§ **Exercise requirements**
Your answer must be an exact copy of the listing.

§ **Exercise materials**
——
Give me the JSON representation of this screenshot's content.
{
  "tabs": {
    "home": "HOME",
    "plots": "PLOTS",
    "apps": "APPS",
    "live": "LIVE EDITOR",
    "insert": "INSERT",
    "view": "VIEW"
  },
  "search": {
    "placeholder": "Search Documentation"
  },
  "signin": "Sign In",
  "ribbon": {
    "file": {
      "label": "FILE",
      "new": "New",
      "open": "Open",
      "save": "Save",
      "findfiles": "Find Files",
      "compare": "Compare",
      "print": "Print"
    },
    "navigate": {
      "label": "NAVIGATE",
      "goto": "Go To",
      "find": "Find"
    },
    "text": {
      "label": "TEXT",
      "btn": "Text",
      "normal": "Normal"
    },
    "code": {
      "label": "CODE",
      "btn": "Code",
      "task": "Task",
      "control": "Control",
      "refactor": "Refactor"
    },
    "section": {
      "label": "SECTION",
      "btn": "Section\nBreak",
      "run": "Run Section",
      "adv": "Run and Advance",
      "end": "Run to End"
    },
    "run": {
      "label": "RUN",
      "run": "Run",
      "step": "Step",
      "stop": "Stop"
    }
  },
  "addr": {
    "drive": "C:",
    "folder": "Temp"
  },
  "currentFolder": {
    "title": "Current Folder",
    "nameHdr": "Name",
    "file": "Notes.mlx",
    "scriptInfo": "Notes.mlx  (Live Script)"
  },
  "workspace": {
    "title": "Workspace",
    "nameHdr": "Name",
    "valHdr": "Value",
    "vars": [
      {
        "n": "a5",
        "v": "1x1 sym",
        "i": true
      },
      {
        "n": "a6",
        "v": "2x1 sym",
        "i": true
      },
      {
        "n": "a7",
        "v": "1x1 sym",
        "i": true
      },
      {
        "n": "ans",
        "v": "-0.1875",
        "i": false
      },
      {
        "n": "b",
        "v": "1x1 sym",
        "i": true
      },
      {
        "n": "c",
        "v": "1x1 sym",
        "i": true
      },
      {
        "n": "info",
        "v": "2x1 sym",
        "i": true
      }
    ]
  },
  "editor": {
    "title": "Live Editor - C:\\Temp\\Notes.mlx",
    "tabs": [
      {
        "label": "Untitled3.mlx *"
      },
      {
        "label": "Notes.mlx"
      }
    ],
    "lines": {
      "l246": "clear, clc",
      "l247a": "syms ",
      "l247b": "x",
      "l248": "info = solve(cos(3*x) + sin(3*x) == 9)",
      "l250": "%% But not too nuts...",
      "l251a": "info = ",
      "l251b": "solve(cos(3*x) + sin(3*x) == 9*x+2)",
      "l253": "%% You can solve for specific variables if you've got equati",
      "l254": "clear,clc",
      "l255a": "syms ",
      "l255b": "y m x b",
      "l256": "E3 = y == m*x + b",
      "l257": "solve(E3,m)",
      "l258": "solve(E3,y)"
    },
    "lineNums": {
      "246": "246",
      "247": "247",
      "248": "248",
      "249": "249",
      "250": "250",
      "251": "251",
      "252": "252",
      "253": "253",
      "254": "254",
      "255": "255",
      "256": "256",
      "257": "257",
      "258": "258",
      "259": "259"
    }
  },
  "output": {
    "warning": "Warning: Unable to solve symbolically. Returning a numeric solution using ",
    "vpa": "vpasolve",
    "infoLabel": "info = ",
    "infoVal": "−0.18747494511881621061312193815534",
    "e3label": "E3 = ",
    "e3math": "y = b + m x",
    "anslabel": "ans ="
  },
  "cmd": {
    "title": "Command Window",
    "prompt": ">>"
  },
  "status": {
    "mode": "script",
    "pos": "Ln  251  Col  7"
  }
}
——
§ **Finished task**
Give me the JSON representation of this screenshot's content.
{
  "tabs": {
    "home": "HOME",
    "plots": "PLOTS",
    "apps": "APPS",
    "live": "LIVE EDITOR",
    "insert": "INSERT",
    "view": "VIEW"
  },
  "search": {
    "placeholder": "Search Documentation"
  },
  "signin": "Sign In",
  "ribbon": {
    "file": {
      "label": "FILE",
      "new": "New",
      "open": "Open",
      "save": "Save",
      "findfiles": "Find Files",
      "compare": "Compare",
      "print": "Print"
    },
    "navigate": {
      "label": "NAVIGATE",
      "goto": "Go To",
      "find": "Find"
    },
    "text": {
      "label": "TEXT",
      "btn": "Text",
      "normal": "Normal"
    },
    "code": {
      "label": "CODE",
      "btn": "Code",
      "task": "Task",
      "control": "Control",
      "refactor": "Refactor"
    },
    "section": {
      "label": "SECTION",
      "btn": "Section\nBreak",
      "run": "Run Section",
      "adv": "Run and Advance",
      "end": "Run to End"
    },
    "run": {
      "label": "RUN",
      "run": "Run",
      "step": "Step",
      "stop": "Stop"
    }
  },
  "addr": {
    "drive": "C:",
    "folder": "Temp"
  },
  "currentFolder": {
    "title": "Current Folder",
    "nameHdr": "Name",
    "file": "Notes.mlx",
    "scriptInfo": "Notes.mlx  (Live Script)"
  },
  "workspace": {
    "title": "Workspace",
    "nameHdr": "Name",
    "valHdr": "Value",
    "vars": [
      {
        "n": "a5",
        "v": "1x1 sym",
        "i": true
      },
      {
        "n": "a6",
        "v": "2x1 sym",
        "i": true
      },
      {
        "n": "a7",
        "v": "1x1 sym",
        "i": true
      },
      {
        "n": "ans",
        "v": "-0.1875",
        "i": false
      },
      {
        "n": "b",
        "v": "1x1 sym",
        "i": true
      },
      {
        "n": "c",
        "v": "1x1 sym",
        "i": true
      },
      {
        "n": "info",
        "v": "2x1 sym",
        "i": true
      }
    ]
  },
  "editor": {
    "title": "Live Editor - C:\\Temp\\Notes.mlx",
    "tabs": [
      {
        "label": "Untitled3.mlx *"
      },
      {
        "label": "Notes.mlx"
      }
    ],
    "lines": {
      "l246": "clear, clc",
      "l247a": "syms ",
      "l247b": "x",
      "l248": "info = solve(cos(3*x) + sin(3*x) == 9)",
      "l250": "%% But not too nuts...",
      "l251a": "info = ",
      "l251b": "solve(cos(3*x) + sin(3*x) == 9*x+2)",
      "l253": "%% You can solve for specific variables if you've got equati",
      "l254": "clear,clc",
      "l255a": "syms ",
      "l255b": "y m x b",
      "l256": "E3 = y == m*x + b",
      "l257": "solve(E3,m)",
      "l258": "solve(E3,y)"
    },
    "lineNums": {
      "246": "246",
      "247": "247",
      "248": "248",
      "249": "249",
      "250": "250",
      "251": "251",
      "252": "252",
      "253": "253",
      "254": "254",
      "255": "255",
      "256": "256",
      "257": "257",
      "258": "258",
      "259": "259"
    }
  },
  "output": {
    "warning": "Warning: Unable to solve symbolically. Returning a numeric solution using ",
    "vpa": "vpasolve",
    "infoLabel": "info = ",
    "infoVal": "−0.18747494511881621061312193815534",
    "e3label": "E3 = ",
    "e3math": "y = b + m x",
    "anslabel": "ans ="
  },
  "cmd": {
    "title": "Command Window",
    "prompt": ">>"
  },
  "status": {
    "mode": "script",
    "pos": "Ln  251  Col  7"
  }
}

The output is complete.